Sadler enjoys weekend escapes to “hunt ducks wherever they are” with Bret Harte P.E. teacher and pal Rich Juarez. A volunteer firefighter the past 27 years, he is currently a captain with the Murphys Fire Protection District.
Sadler said he lives by the motto instilled in him by his late father, Gordon Sadler Sr.
“Do what’s right, give 100 percent, treat others as you want to be treated, and the scoreboard of life takes care of itself,” he recited from memory. “That came from my dad and from all his years of coaching.”
Despite his willingness to “play the clown” at a rally or kiss a pig in the quad at lunch, Sadler is quick to point to his excellent colleagues and shy away from the Teacher-of-the-Year recognition.
“We have phenomenal teachers on this campus, so to be chosen is an honor and very cool,” he said with the hint of a grin. “It’s really nice to be chosen by your peers, people I really respect.”
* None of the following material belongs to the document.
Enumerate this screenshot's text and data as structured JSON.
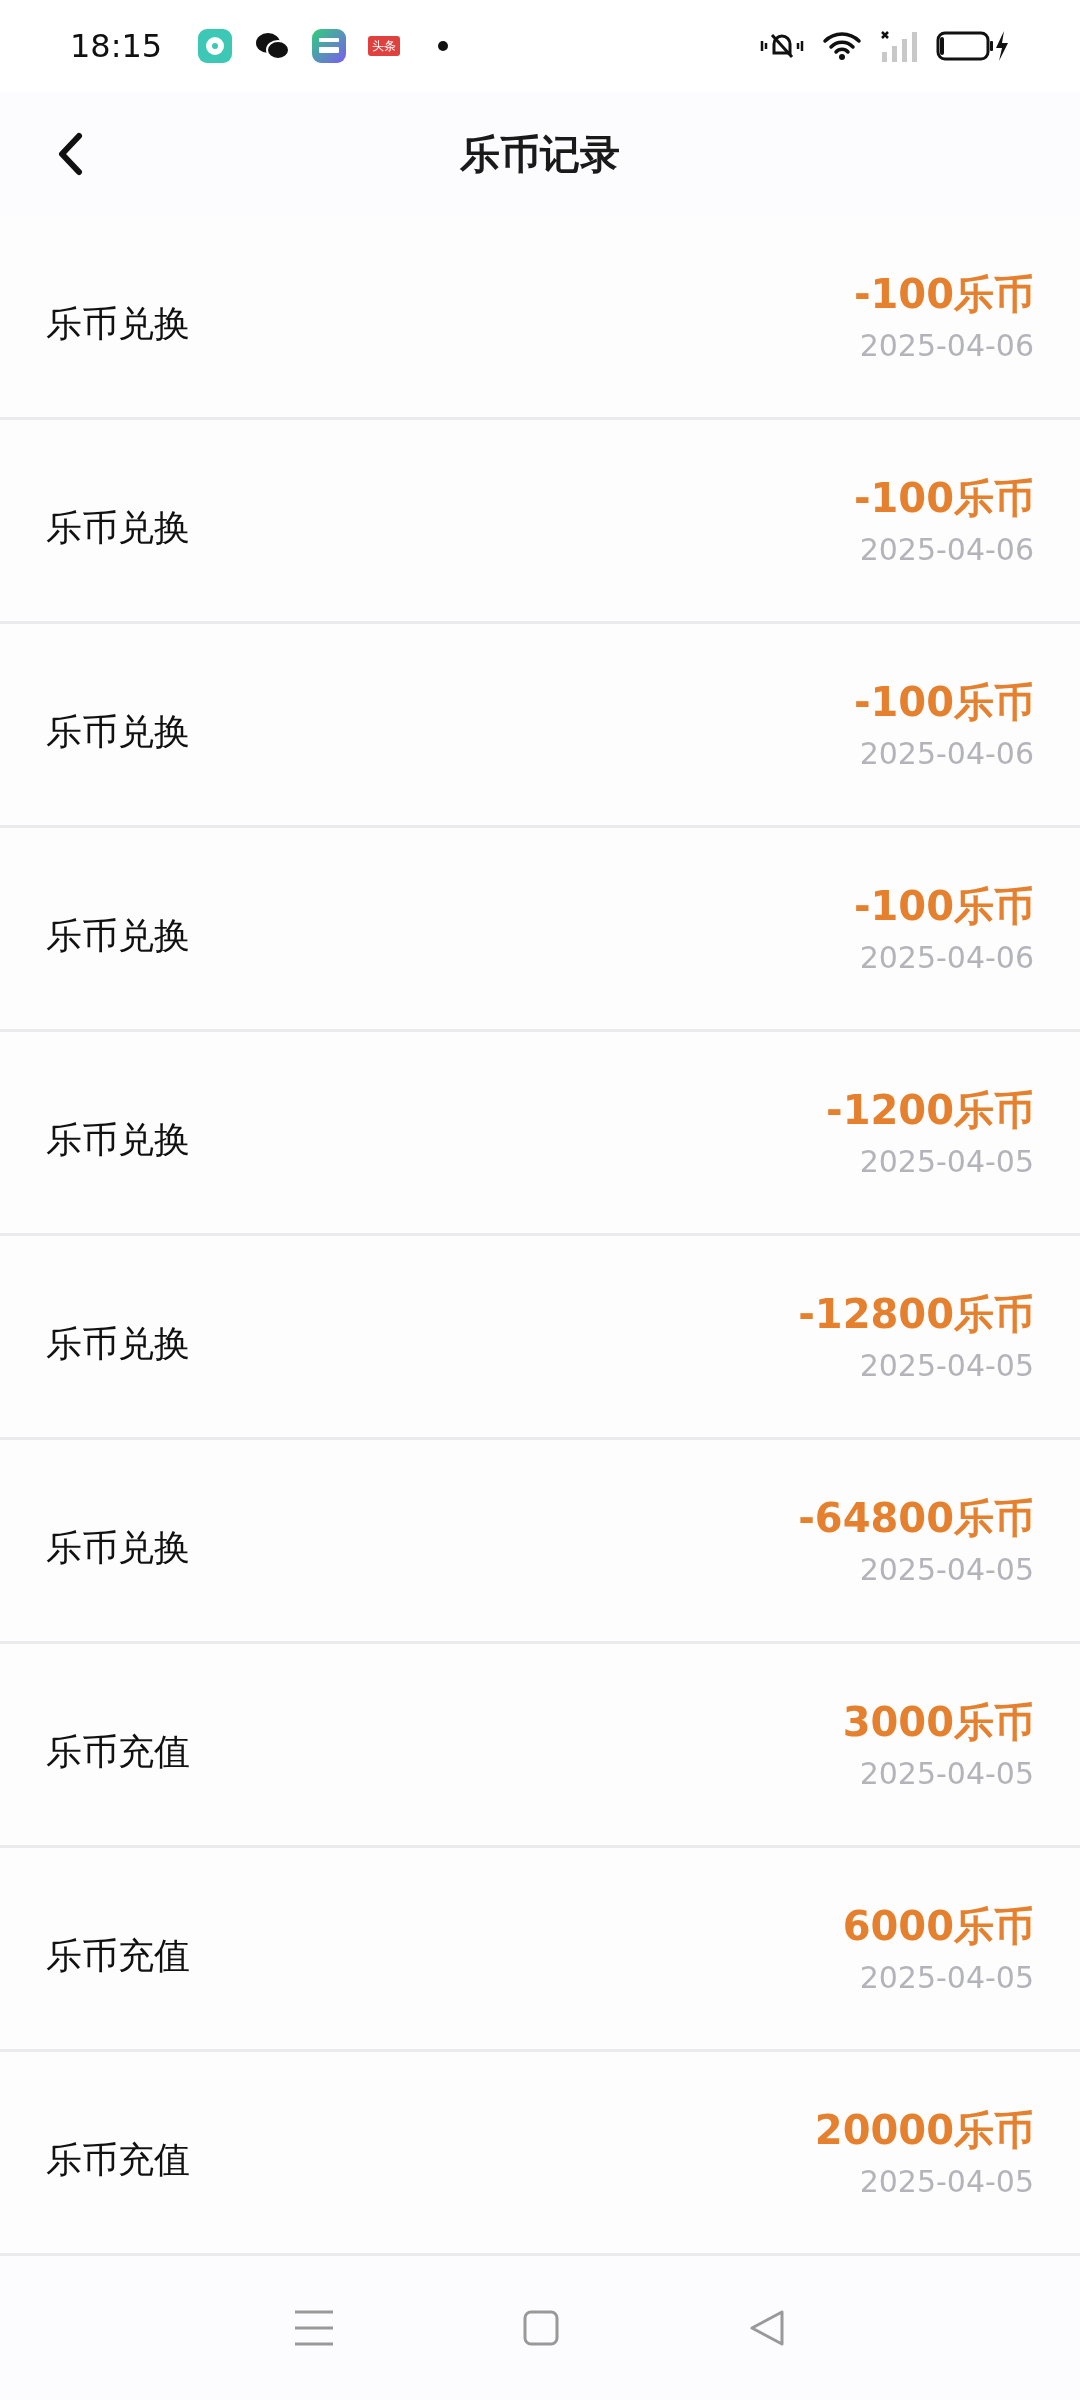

The respect clearly goes both ways.
“The honor is well-deserved,” said Bret Harte Principal Heath Lane. “Gordon has a gift for being able to connect with students and make learning fun.”
That ability to connect has not only helped foster a rewarding career for Sadler, but has allowed him to play an essential role in the lives of others.
“Mr. Sadler helped me see my love for math and that inspired me to become a teacher, just like him. His personality, style and love of teaching math created a spark in me to drive me to be a fun, energetic and effective teacher,” said Kaelin Redmond, class of 2007, who currently teaches pre-algebra at Camino Real Middle School in Las Cruces, N.M. “When I decided to pursue a teaching degree, I wanted to follow in the footsteps of my inspiring Bret Harte teachers, like Mr. Sadler, and become a teacher that not only has a love for their subject, but cares about their students as well.”
And while it may be too soon to see his full impact on the current cycle of students, his influence is prized.
“I’ve been blessed to have had Mr. Sadler as a part of my life,” Bakke said. “He’s one of my biggest role models, and I will be proud if one day I become half the man he is.”